Trump in this campaign has gone after African Americans, immigrants, Latinos, Asians, women, Muslims and even the disabled. He hasn’t gone after Jews recently, but his backers have, and Trump was uncharacteristically silent when prominent booster Ann Coulter, responding to Republican candidates’ support for Israel in a debate, tweeted: “How many fracking (edited) Jews do these people think there are in the United States?”
Donald Trump called Hillary Clinton a “bigot”: “Hillary Clinton is a bigot who sees people of color only as votes, not as human beings worthy of a better future,” he said. “She doesn’t care about you,” he said, addressing African American voters, who were not in the room to hear his pitch.
“You’ve had her policies. Democrats running some of the inner cities for 50, 70, 80 even over a hundred years. And look what you have right now. Poverty, no education, crime, you can’t walk down the street with your child,” Trump continued. “We’re going to fix it. Hillary Clinton has no remorse.”
We got 311 people to respond to the poll and based on the votes that were registered we found that Hillary was looked upon by more people as being bigot and majority of people quoted her racial stereotyping of African Americans by weak attempts like sauce and also the super-predator comment from her past. Overall 63% said that they thought Hilary was a bigot and 33% said that they saw Trump as a Bigot while 4% found both to be bigots.
Swing States
In the swing states Colorado and Nevada voted in favor of Hillary with 60% and 67% respectively voting against Trump. Apart from that almost all states voted in favor of Donald trump. One observation that we can come to in Pennsylvania, where in general Hillary is doing better is that there seems to vote polarization happening with more people coming behind Trump, despite their reservations. Is that happens, then Pennsylvania may turn out to be a much closer contest compared to what major pollsters are predicting.
Iowa had both the candidates tied at 50%. And Pennsylvania and North Carolina saw more than 80% voters siding with Donald Trump. This was a departure from the past when the fight used to be much closer in these two states on other issues we polled on.
Top Ten States
Vote.us.org respondents in the ten most active states saw a uniform vote against Hillary and Florida where we had the maximum number of respondents we saw Hilary Clinton perceived as bigot by a grand total of 68% voters. This is significant considering that Florida is one state where Hillary is leading Trump by most traditional pollsters.

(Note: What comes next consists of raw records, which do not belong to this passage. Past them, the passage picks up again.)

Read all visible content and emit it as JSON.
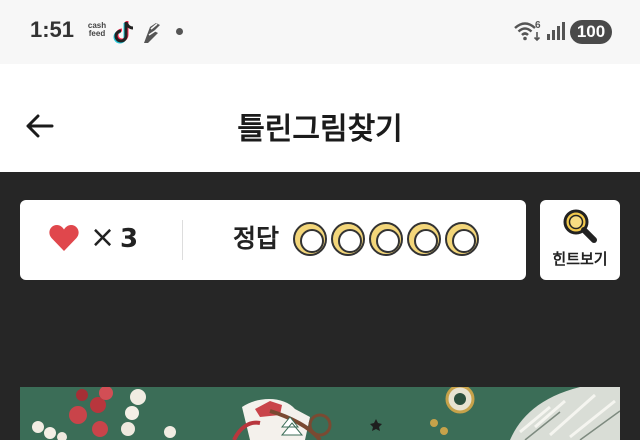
{
  "status_bar": {
    "time": "1:51",
    "cashfeed_line1": "cash",
    "cashfeed_line2": "feed",
    "wifi_label": "6",
    "battery": "100",
    "icons": [
      "cashfeed-icon",
      "tiktok-icon",
      "app-icon",
      "notification-dot-icon",
      "wifi-icon",
      "signal-icon",
      "battery-icon"
    ]
  },
  "header": {
    "title": "틀린그림찾기",
    "back_icon": "arrow-left-icon"
  },
  "game": {
    "lives_symbol": "×",
    "lives_count": "3",
    "answer_label": "정답",
    "answers_total": 5,
    "answers_found": 0,
    "hint_label": "힌트보기",
    "hint_icon": "magnifier-icon"
  },
  "colors": {
    "background": "#262626",
    "heart": "#e0474c",
    "answer_circle_ring": "#f3d67a",
    "hint_icon": "#f2c94c",
    "puzzle_green": "#3b6d57"
  }
}
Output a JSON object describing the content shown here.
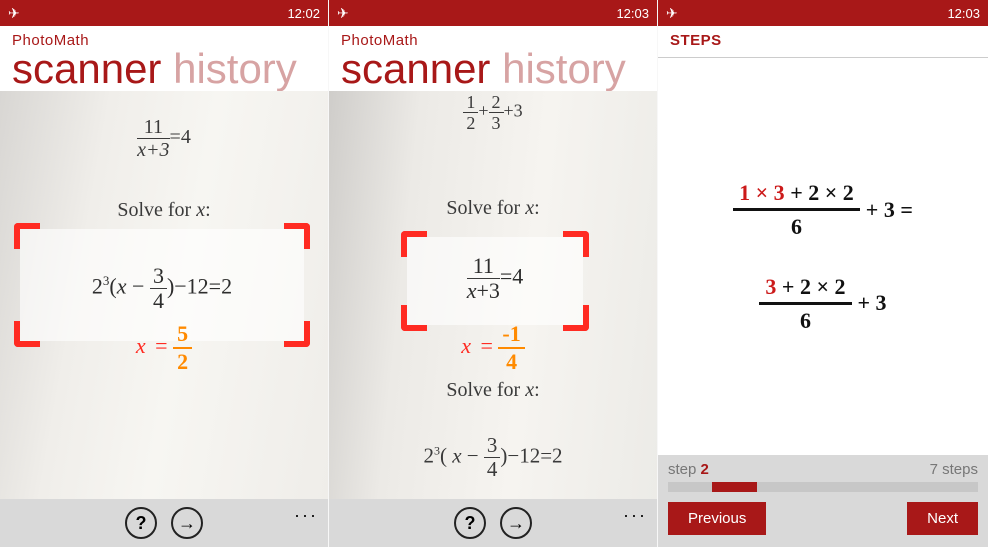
{
  "colors": {
    "brand": "#a81818",
    "accent_red": "#ff2b22",
    "accent_orange": "#ff8a00"
  },
  "screen1": {
    "status_time": "12:02",
    "app_name": "PhotoMath",
    "pivot_active": "scanner",
    "pivot_inactive": "history",
    "paper_eq_top_numer": "11",
    "paper_eq_top_denom": "x+3",
    "paper_eq_top_rhs": "=4",
    "paper_label": "Solve for ",
    "paper_var": "x",
    "paper_label_colon": ":",
    "framed_eq": "2³(x − 3⁄4) − 12 = 2",
    "framed_eq_frac_top": "3",
    "framed_eq_frac_bot": "4",
    "solution_var": "x",
    "solution_eq": " = ",
    "solution_numer": "5",
    "solution_denom": "2",
    "btn_help": "?",
    "btn_next": "→",
    "btn_more": "···"
  },
  "screen2": {
    "status_time": "12:03",
    "app_name": "PhotoMath",
    "pivot_active": "scanner",
    "pivot_inactive": "history",
    "paper_top_a_num": "1",
    "paper_top_a_den": "2",
    "paper_top_b_num": "2",
    "paper_top_b_den": "3",
    "paper_top_plus": "+",
    "paper_top_tail": "+3",
    "paper_label": "Solve for ",
    "paper_var": "x",
    "paper_label_colon": ":",
    "framed_eq_numer": "11",
    "framed_eq_denom_a": "x",
    "framed_eq_denom_b": "+3",
    "framed_eq_rhs": "=4",
    "solution_var": "x",
    "solution_eq": " = ",
    "solution_numer": "-1",
    "solution_denom": "4",
    "paper_label2": "Solve for ",
    "paper_var2": "x",
    "paper_bottom_eq": "2³( x − 3⁄4 )−12=2",
    "paper_bottom_frac_top": "3",
    "paper_bottom_frac_bot": "4",
    "btn_help": "?",
    "btn_next": "→",
    "btn_more": "···"
  },
  "screen3": {
    "status_time": "12:03",
    "title": "STEPS",
    "line1_numerator_parts": [
      "1 × 3",
      " + ",
      "2 × 2"
    ],
    "line1_denom": "6",
    "line1_tail": " + 3 =",
    "line2_numerator_parts": [
      "3",
      " + ",
      "2 × 2"
    ],
    "line2_denom": "6",
    "line2_tail": " + 3",
    "step_label": "step ",
    "current_step": "2",
    "total_steps": "7",
    "steps_label": " steps",
    "btn_prev": "Previous",
    "btn_next": "Next"
  }
}
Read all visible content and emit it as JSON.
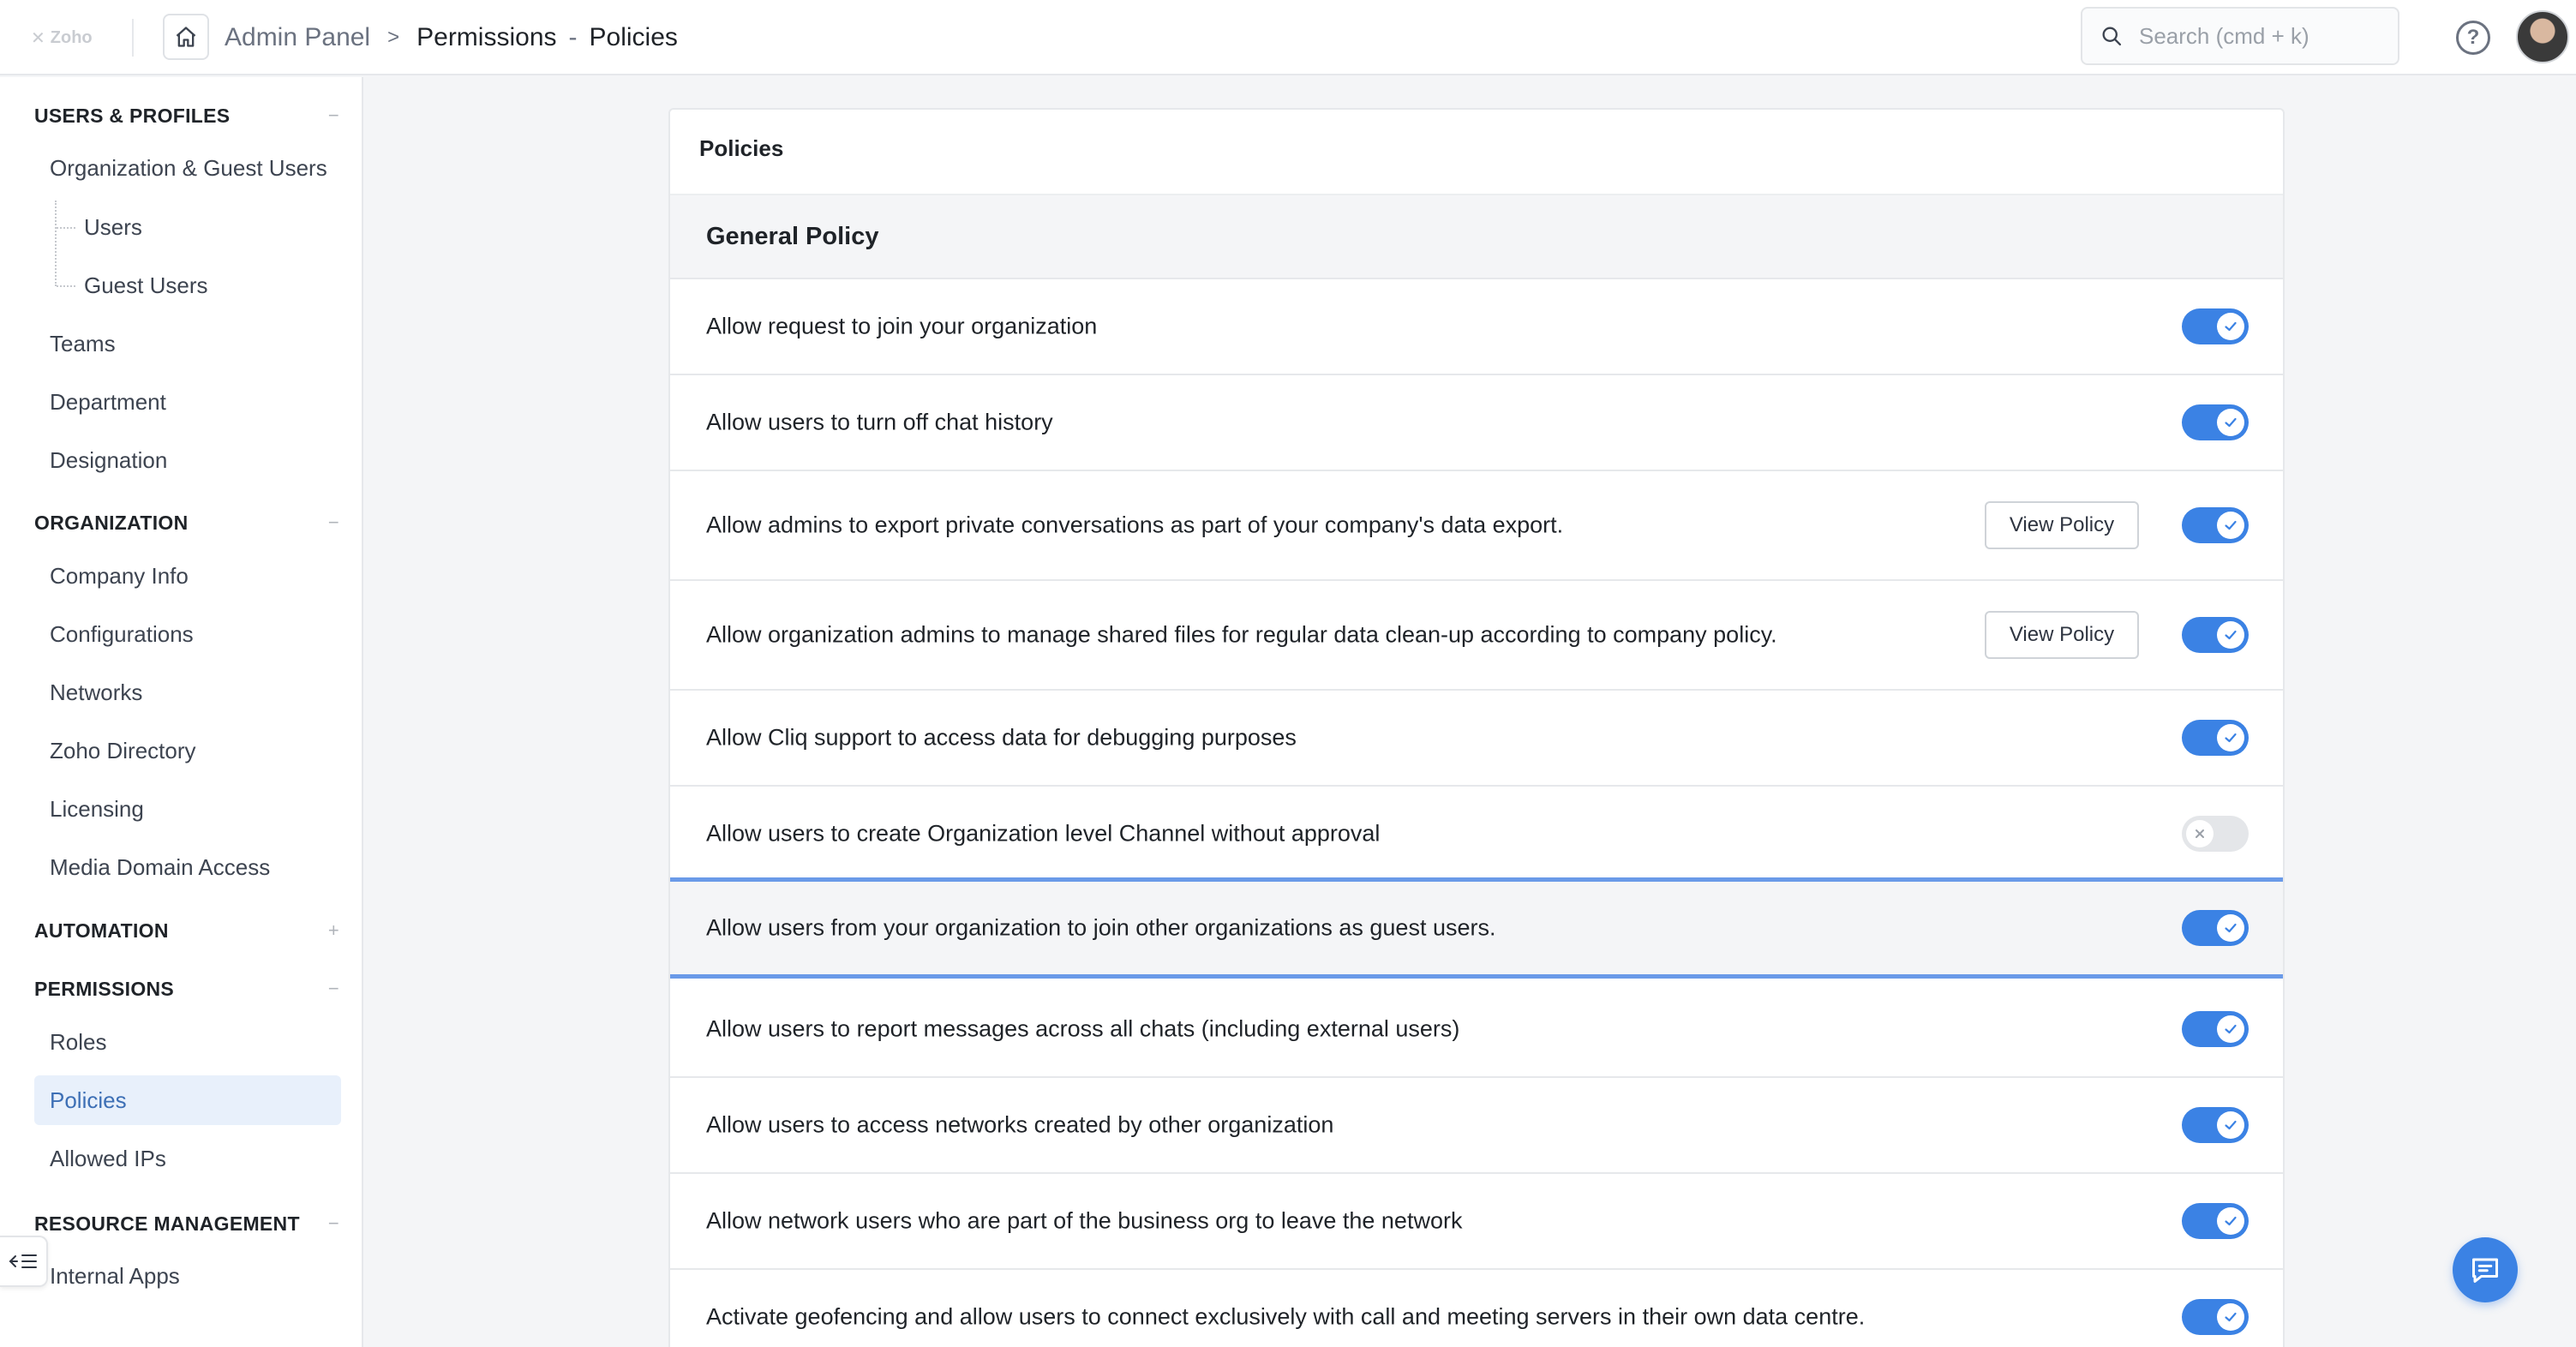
{
  "app": {
    "logo_text": "Zoho"
  },
  "header": {
    "breadcrumb_root": "Admin Panel",
    "breadcrumb_separator": ">",
    "breadcrumb_section": "Permissions",
    "breadcrumb_dash": "-",
    "breadcrumb_page": "Policies",
    "search_placeholder": "Search (cmd + k)"
  },
  "sidebar": {
    "sections": [
      {
        "title": "USERS & PROFILES",
        "toggle": "−",
        "items": [
          {
            "label": "Organization & Guest Users"
          },
          {
            "label": "Users",
            "sub": true
          },
          {
            "label": "Guest Users",
            "sub": true
          },
          {
            "label": "Teams"
          },
          {
            "label": "Department"
          },
          {
            "label": "Designation"
          }
        ]
      },
      {
        "title": "ORGANIZATION",
        "toggle": "−",
        "items": [
          {
            "label": "Company Info"
          },
          {
            "label": "Configurations"
          },
          {
            "label": "Networks"
          },
          {
            "label": "Zoho Directory"
          },
          {
            "label": "Licensing"
          },
          {
            "label": "Media Domain Access"
          }
        ]
      },
      {
        "title": "AUTOMATION",
        "toggle": "+",
        "items": []
      },
      {
        "title": "PERMISSIONS",
        "toggle": "−",
        "items": [
          {
            "label": "Roles"
          },
          {
            "label": "Policies",
            "active": true
          },
          {
            "label": "Allowed IPs"
          }
        ]
      },
      {
        "title": "RESOURCE MANAGEMENT",
        "toggle": "−",
        "items": [
          {
            "label": "Internal Apps"
          }
        ]
      }
    ]
  },
  "main": {
    "panel_title": "Policies",
    "group_title": "General Policy",
    "view_policy_label": "View Policy",
    "policies": [
      {
        "label": "Allow request to join your organization",
        "enabled": true,
        "view_policy": false
      },
      {
        "label": "Allow users to turn off chat history",
        "enabled": true,
        "view_policy": false
      },
      {
        "label": "Allow admins to export private conversations as part of your company's data export.",
        "enabled": true,
        "view_policy": true
      },
      {
        "label": "Allow organization admins to manage shared files for regular data clean-up according to company policy.",
        "enabled": true,
        "view_policy": true
      },
      {
        "label": "Allow Cliq support to access data for debugging purposes",
        "enabled": true,
        "view_policy": false
      },
      {
        "label": "Allow users to create Organization level Channel without approval",
        "enabled": false,
        "view_policy": false
      },
      {
        "label": "Allow users from your organization to join other organizations as guest users.",
        "enabled": true,
        "view_policy": false,
        "highlighted": true
      },
      {
        "label": "Allow users to report messages across all chats (including external users)",
        "enabled": true,
        "view_policy": false
      },
      {
        "label": "Allow users to access networks created by other organization",
        "enabled": true,
        "view_policy": false
      },
      {
        "label": "Allow network users who are part of the business org to leave the network",
        "enabled": true,
        "view_policy": false
      },
      {
        "label": "Activate geofencing and allow users to connect exclusively with call and meeting servers in their own data centre.",
        "enabled": true,
        "view_policy": false
      }
    ]
  },
  "colors": {
    "accent": "#3b82e4",
    "highlight_border": "#6a9ae8",
    "active_nav_bg": "#e8f0fb",
    "toggle_off": "#e4e6e9"
  },
  "icons": {
    "home": "home-icon",
    "search": "search-icon",
    "help": "help-icon",
    "toggle_on": "check-icon",
    "toggle_off": "x-icon",
    "sidebar_collapse": "collapse-sidebar-icon",
    "chat": "chat-icon"
  }
}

Both as Bigots
Utah saw all the respondents voting to say that they saw both the candidates as bigots. Washington polled 33% for both and Massachusetts and Kansas voted 20% and 17% respectively. Neighboring states New York and New Jersey voted 14% and 11% for both while Arizona also entered the double digit with 10% of the Voters seeing both as bigots. A concentrated effort in these states by third party candidates might bring about a larger impact on the elections and also open more doors for the third party in 2020. The opportunity also lies if the third party candidates start a whisper campaign with social campaign and ground supporters to highlight the perception that the two candidates have in terms of their racial track record.
Posted in: Politics